The Messaging Performance Preference tuning option on JMS destinations enables you to fine-tune message handling by a destination. JMS destinations include internal algorithms that attempt to automatically optimize performance by grouping messages into batches for delivery to consumers. In response to changes in message rate and other factors, these algorithms change batch size and delivery times. However, it is impossible for the algorithms to optimize performance for every messaging environment. The Messaging Performance Preference tuning option enables you to modify how these algorithms react to changes in message rate and other factors so that you can fine-tune performance for your system.
See Tuning WebLogic JMS in Configuring and Managing WebLogic JMS.
SAF sending agents now have a Window Interval parameter for JMS SAF messages, which is the maximum amount of time, in milliseconds, that a SAF sending agent will wait before forwarding JMS messages in a single batch.
Window intervals take effect and improve performance only in cases where the forwarder is already able to forward messages as fast as they arrive. In this case, instead of immediately forwarding newly arrived messages, the forwarder pauses in an attempt to accumulate more messages and forward them as a batch. The resulting larger batch sizes may improve forwarding throughput and reduce overall system disk and CPU usage, but may increase message latency.
For more information about SAF agent parameters, see "Store-and-Forward Agents: Configuration: General" in the Administration Console Online Help.
The pages for configuring a resource adapter's Resource Adapter Bean, Outbound Connection, and Admin Object properties in the WebLogic Administration Console have been enhanced for greater ease of use.
See Configure resource adapters in the Administration Console online help.
WebLogic Web Services 9.1 include the following new security-related JWS annotations. Use these annotations in your JWS file to configure access-control security, specify that HTTPS is required when invoking a Web Service, and specify the user associated with the Web Service:
You can now use the
weblogic.wsee.connection.transport.http.HttpTransportInfo API in your client application to specify a username and password when you access the dynamic WSDL of a Web Service configured for basic authentication. You can also use this API to specify a proxy server when invoking a Web Service.
By default, the WebLogic Web Services runtime always validates the X.509 certificate specified in the
<KeyInfo> assertion of any associated WS-Policy file. In this release, however, you can disable this validation when using SAML holder-of-key assertions.
See Test a Web Service.
com.bea.xml.XMLBeansdata type as a parameter or return type of a WebLogic Web Service.

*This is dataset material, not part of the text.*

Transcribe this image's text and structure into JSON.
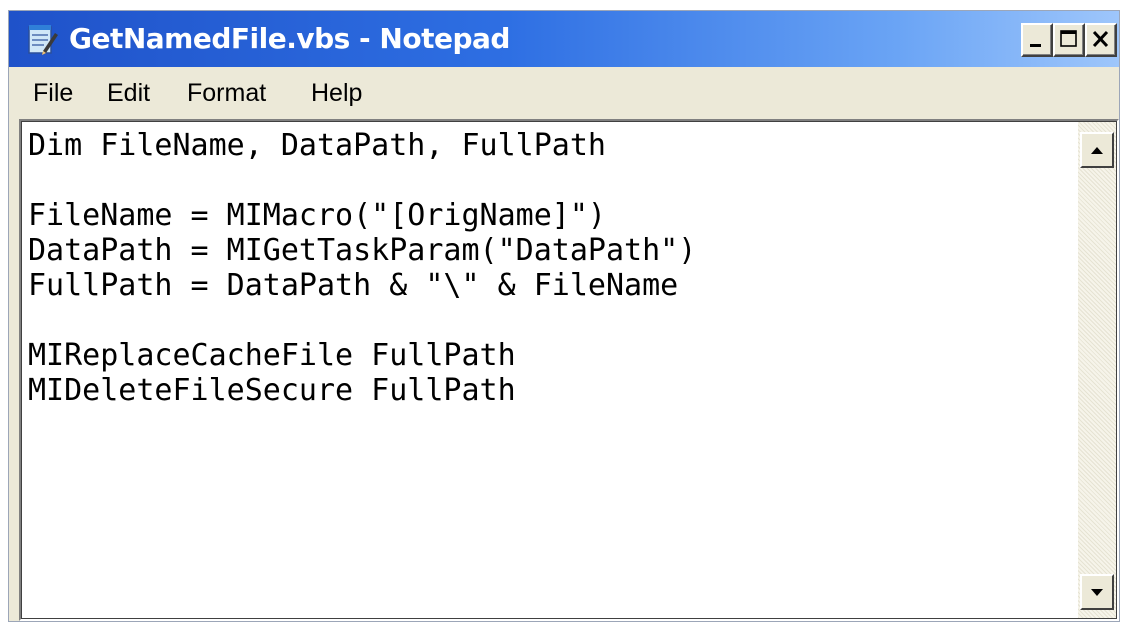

A firewall may time out the WTC TDomain connection. When the firewall connection timeout occurs, communication between WTC and the Tuxedo TDomain gateway stops. However, the TCP ABORT event may not be generated by the firewall, which may produce undesirable results. Enabling the new application keepalive feature keeps alive the connection between WTC and the Tuxedo TDomain gateway even if no user-level network activities occur for a long period of time.
See Avoiding Hung Threads in Configuring WebLogic Tuxedo Connector.
Enhanced support in the FML32 buffer type enables you to embed the VIEW32 buffer type inside an FML32 buffer. This feature also provides more flexibility in designing an application around the FML32 buffer.
See How to Get VIEW32 Data In and Out of FML32 Buffers in WebLogic Tuxedo Connector Programming Guide.
See Controlling WebLogic Tuxedo Connector Connections and Services in WebLogic Tuxedo Connector Administration Guide.
This servlet also allows you to handle servlet responses using a different thread than the one use to handle the incoming request. Unlike the Future Response Servlet, this class explicitly provides more of the general framework for handling the response including thread handling.
The deployment plan for an Enterprise Application, when viewed in the Administration Console, now includes an additional page that shows the resource dependencies for the application. Any missing or unresolved dependencies are highlighted by a red icon.